PROVO, Utah (KUTV) — Dirt is finally moving on a more than $100 million Provo development project, five years after it was supposed to begin.
Mayor Michelle Kaufusi climbed into a tractor Tuesday morning and kicked off the demolition of the old Shopko building at “The Mix at River’s Edge.”
The new development sits on the 29-acre site of the old Plum Tree Shopping Center along University Parkway. It will include hundreds of housing units, retail, and office space.
“I think the citizens are going to be thrilled just to see a shovel in the ground,” said Kaufusi.
It’s taken a long time to get to this point. 2News first reported plans for the project in March 2016. Then-Mayor John Curtis touted the development and said work would begin soon. But it didn’t. After some demolition, the area sat dormant for years.
Two weeks ago, 2News reported on the delay and asked city officials the reason for the holdup. Provo Economic Development Director Keith Morey alluded to that Tuesday at the ceremony to get the project started.
“When Daniel Woodruff from channel 2 talked to me a couple of weeks ago, he asked — after years and years of waiting for this project — when it was going to start, and I told him soon,” Morey said. “I hope this is soon enough.”
This new wave of activity comes after a new owner — Utah-based Brighton Development — came into the picture a few months ago, jump-starting the project.
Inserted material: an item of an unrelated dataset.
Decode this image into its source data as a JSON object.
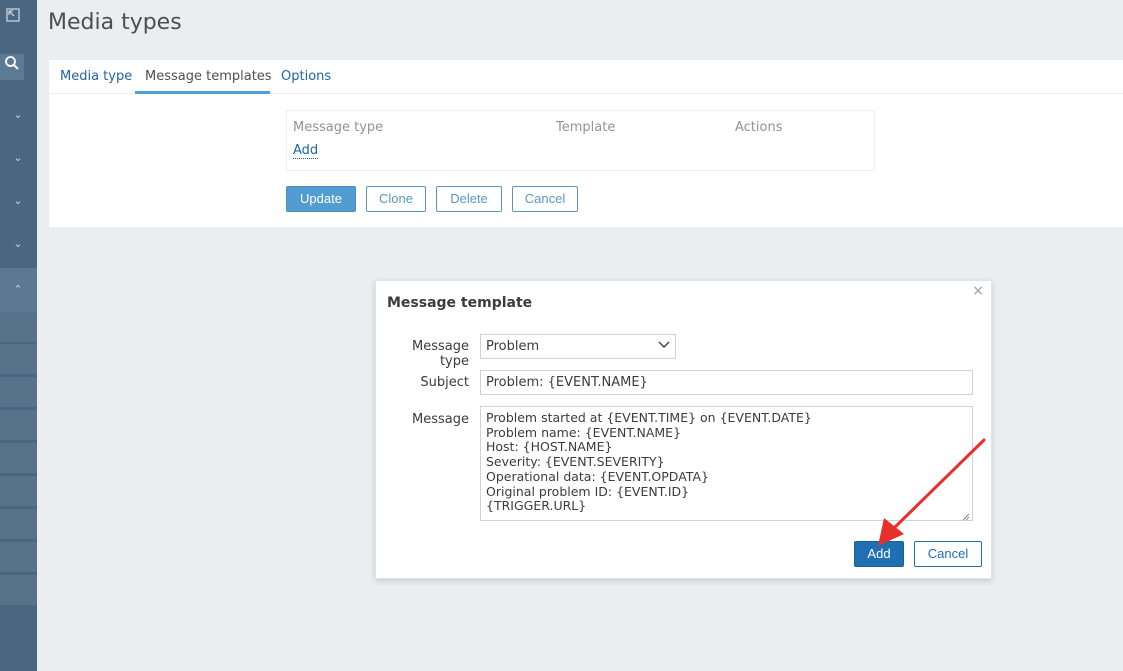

Brighton CEO Nate Pugsley said new buildings will start going up in the next few months.
“That was our goal is we wanted to turn and burn on this,” Pugsley said.
Brighton Development plans to build 173 townhome-style condos for sale and 250 apartments for rent — needed housing in a tight market.
“This is a great opportunity to help with that,” said Pugsley. “We’ve seen an unprecedented demand this last year.”
Pugsley estimated the condos will sell between $300,000 and $400,000. He said the apartments will be leased at the market rate.
Kaufusi said she hopes the new housing will make a difference in a college town where demand for places to live is high.
“Every development, we hope, it helps a little bit more,” she said.
This project is basically all privately financed, leaders tell 2News, with just a small amount coming from tax incentives.